An urban yoga & art oasis on the edge of nyc, in the heart of Fort Lee
Tony Seker is a Fort Lee based abstract artist who uses vibrant colors in a bold, dynamic and integrated way. Although his paintings have been likened to Gerhard Richter’s, they are most strongly influenced by Seker’s childhood experiences, when he spent many of his formative years moving from country to country as a refugee of the Lebanese civil war. Since that time, Seker has viewed the world as a random mosaic of people who are born into circumstances that may be out of their control. As a result, his paintings often employ his unique “mosaic” or “karma” styles. Seker has won a number of awards, including “Best Art” at “Bergen County’s Most Prestigious Juried Art Competition” (25th Annual Edgewater Art & Music Festival, 2016) and “Best of the Show” at the Fort Lee Artist Guild’s 2016 Annual Outdoor & Juried Art Show. Tony uses the moniker “Claxon du Soleil” which loosely translated from French is “a blast from the sun” and is representative of his explosive painting style. Visit ClaxonDuSoleil.com for images and additional information.
Tony spent many of his formative years moving from country to country as a refugee of the Lebanese civil war. While that experience of fleeing his home at a moment’s notice (never to return) and losing touch with his childhood friends was traumatic, he instinctively leaned on his creativity and humor to get through that daunting period. However, he never forgot how fortunate his family was to have escaped the danger, while others without that option remained in the war-torn country and experienced a different fate. Since that time, Tony has viewed the world as a mosaic of people who are randomly born into circumstances that may be out of their control, but who are often judged and treated differently/unequally, as if they were.
By the time that his family moved to the United States, Tony had developed some practical (and not-so-practical) talents. Using the time that he was sequestered in foreign hotels creatively, Tony entertained himself by developing games from scratch, painting model airplanes, mastering foreign accents (so he could make comical prank phone calls) and by spending endless hours learning trivial facts from The Guinness Book of World Records (e.g. memorizing Pi to 50 digits).

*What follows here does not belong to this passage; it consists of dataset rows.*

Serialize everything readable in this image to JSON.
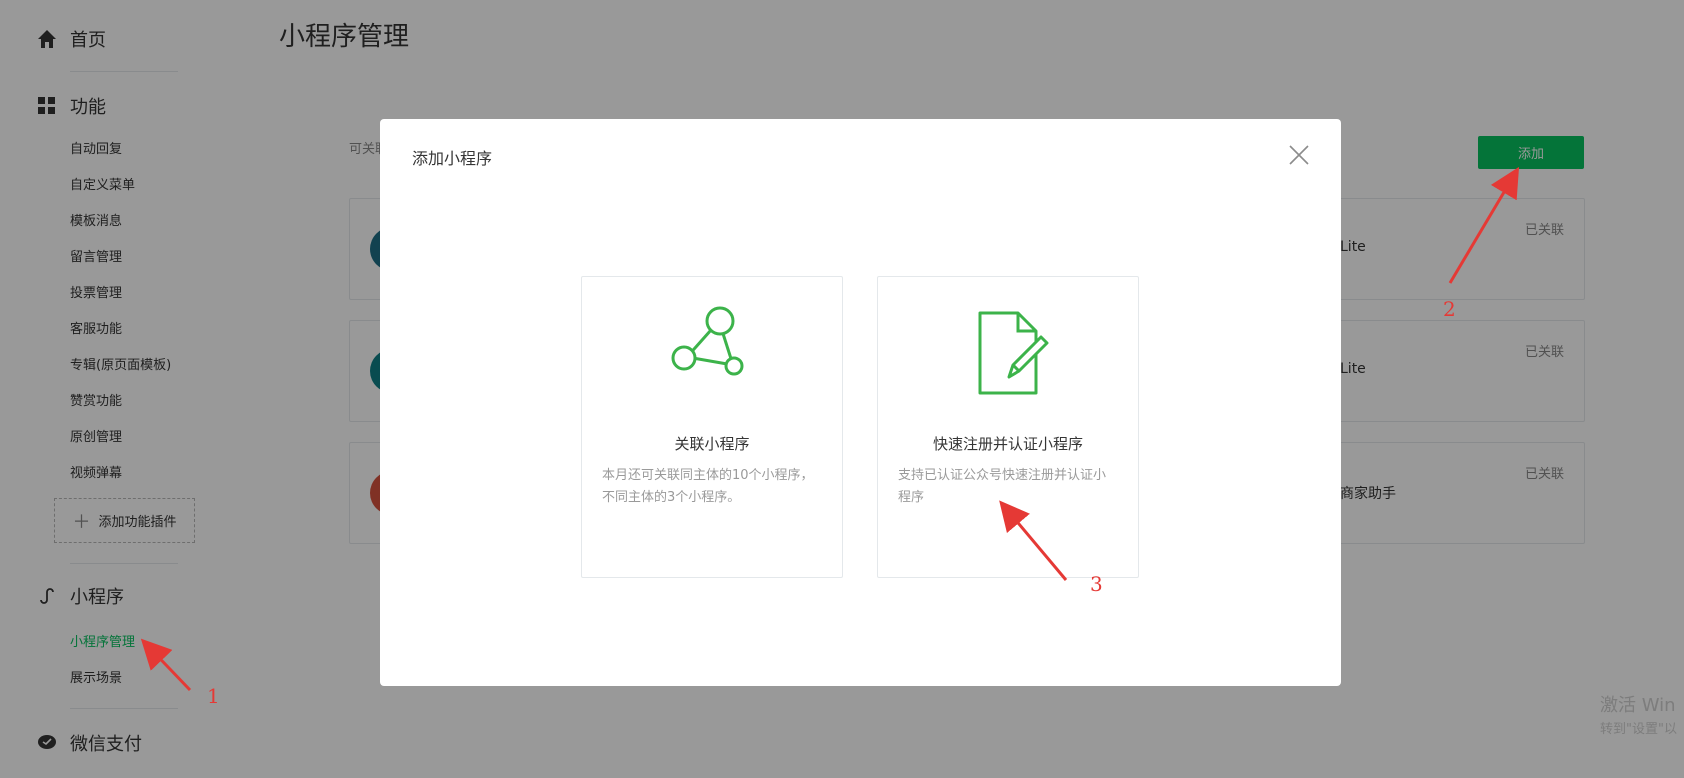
{
  "sidebar": {
    "home_label": "首页",
    "features_label": "功能",
    "feature_items": [
      "自动回复",
      "自定义菜单",
      "模板消息",
      "留言管理",
      "投票管理",
      "客服功能",
      "专辑(原页面模板)",
      "赞赏功能",
      "原创管理",
      "视频弹幕"
    ],
    "add_plugin_label": "添加功能插件",
    "miniprogram_label": "小程序",
    "miniprogram_items": [
      "小程序管理",
      "展示场景"
    ],
    "wechat_pay_label": "微信支付"
  },
  "main": {
    "title": "小程序管理",
    "desc": "可关联",
    "add_button": "添加",
    "rows": [
      {
        "name": "Lite",
        "status": "已关联",
        "avatar_color": "#1f6e86"
      },
      {
        "name": "Lite",
        "status": "已关联",
        "avatar_color": "#0f7f86"
      },
      {
        "name": "商家助手",
        "status": "已关联",
        "avatar_color": "#d5533e"
      }
    ]
  },
  "dialog": {
    "title": "添加小程序",
    "options": [
      {
        "icon": "network-icon",
        "title": "关联小程序",
        "desc": "本月还可关联同主体的10个小程序，不同主体的3个小程序。"
      },
      {
        "icon": "document-pen-icon",
        "title": "快速注册并认证小程序",
        "desc": "支持已认证公众号快速注册并认证小程序"
      }
    ]
  },
  "annotations": [
    "1",
    "2",
    "3"
  ],
  "watermark": {
    "line1": "激活 Win",
    "line2": "转到\"设置\"以"
  },
  "colors": {
    "accent": "#07c160",
    "annotation": "#e53935",
    "icon_green": "#3cb34a"
  }
}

Tony’s parents, like those of many immigrant families, valued education and being career-minded over “creative” endeavors. As you can imagine, they were quite pleased with Tony’s accomplishments and career track: Bachelor’s degree in Math, MBA in Finance and employment on Wall Street with Salomon Brothers. Meanwhile Tony yearned for a different path, but he also believed that this trail was his way of honoring the sacrifices that his parents made for him to have a better future.
As Tony’s career evolved and he enjoyed the luxury of working from home, he was able to spend more time doing what he loved, especially painting. Working on canvas initially, he quickly found a home using vibrant colors, as if they had somehow unleashed a celebration, like finding a lost friend from his childhood. He was particularly drawn to the abstract results from moving creamy acrylics in big overlapping motions, resulting in the appearance of randomness, yet portraying interconnectedness reminiscent of his notion on our “mosaic” existence.
Tony uses the moniker “Claxon du Soleil” for his art, which translated literally means ‘the horn of the sun’ in French (figuratively, a blast from the sun). This idea came to him while recalling one of the infamous mentions of Lebanon in The Guinness Book of World Records – - ‘the greatest frequency of street honks (horns) per minute per square mile.’ In coming full circle, Tony feels that the name captures both his essence and that of his paintings. They are a loud and colorful blast of expression or joie de vivre, a sprinkling of humor and above all, a tapestry illustrating how we are all truly connected, yet randomly separated.